If we then look to countries such as Russia where same-sex sexual activity is not criminalised, but Section 28 style legislation criminalises the distribution of materials promoting LGBT relationships to minors, we witness a worrying landscape for the courts’ application of the definition of ‘persecution’ and the reasons that people may seek to conceal their sexual orientation. Gay men have recently been forced to flee Russia with their children born by surrogate. When societal shame is dictated by law and policy, how can it be stated that its outcomes are not persecutory when they are essentially enacted by the state? I do not want to go into an overwrought discussion of the definition of ‘persecution’ (not defined in the Refugee Convention), but UNHCR provides a wide definition here.
The Home Office approach
Looping back to the basics of LGBT+ RSD in the UK, although the Home Office’s policy document on Sexual orientation in asylum claims offers guidance incorporating HJ (Iran), Home Office decision makers frequently fail to take an intersectional approach to LGBT+ identities. Often incredibility findings are due to an applicant’s inability to outline a ‘realisation journey’ that a decision maker may easily place in a rigid box. This is contrary to the human rights protections HJ (Iran) seeks to offer. An astute advocate may be able to guide an LGB asylum applicant through the HJ (Iran) framework; however, this first requires the Home Office to find it credible that the applicant is in fact LGB. If the first step in HJ (Iran) test fails, the claim fails – often a Home Office policy failure (or implementation of policy failure) rather than a failure on the part of the client or advocate.
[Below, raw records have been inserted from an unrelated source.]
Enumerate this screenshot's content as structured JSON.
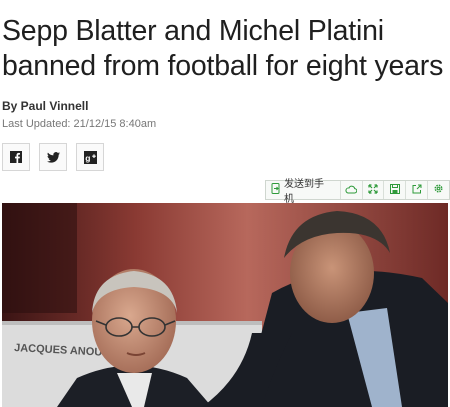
{
  "article": {
    "headline": "Sepp Blatter and Michel Platini banned from football for eight years",
    "byline": "By Paul Vinnell",
    "last_updated": "Last Updated: 21/12/15 8:40am"
  },
  "share": [
    {
      "icon": "facebook-icon"
    },
    {
      "icon": "twitter-icon"
    },
    {
      "icon": "google-plus-icon"
    }
  ],
  "toolbar": {
    "send_label": "发送到手机",
    "icons": [
      "send-to-phone-icon",
      "cloud-icon",
      "expand-icon",
      "save-icon",
      "share-icon",
      "settings-icon"
    ]
  },
  "photo": {
    "nameplate_text": "JACQUES ANOU"
  }
}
The RSD process must move away from heteronormative approaches, medicalising and pathologising queer identities and seek to take an intersectional approach that acknowledges the diversity of the LGBT+ spectrum. The absolute goal must be LGBT+ protection and liberation, and therefore a rigid framework must be approached carefully as we guide our clients through it. Although we have seen forward movement in cases such as Mx M (El Salvador) where it was held that non-binary gender identity can form the basis of an asylum claim, there is still a long way to go.
Despite potential underlying issues with HJ (Iran), it succeeds in reminding us that the Refugee Convention is a humanitarian instrument and must be employed as such, while unfortunately cases such as YD (Algeria) disrupt this.
Until an intersectional update to HJ (Iran) is forged, we must not allow its application to be watered down so that concealment once again becomes a viable prospect for those fleeing what are clear, well-founded fears of persecution.
If you are an LGBTI+ asylum seeker in need of support we recommend two great charities working with LGBTI+ asylum seekers in the UK – UKLGIG and Micro Rainbow International. To contact Nick please email email@example.com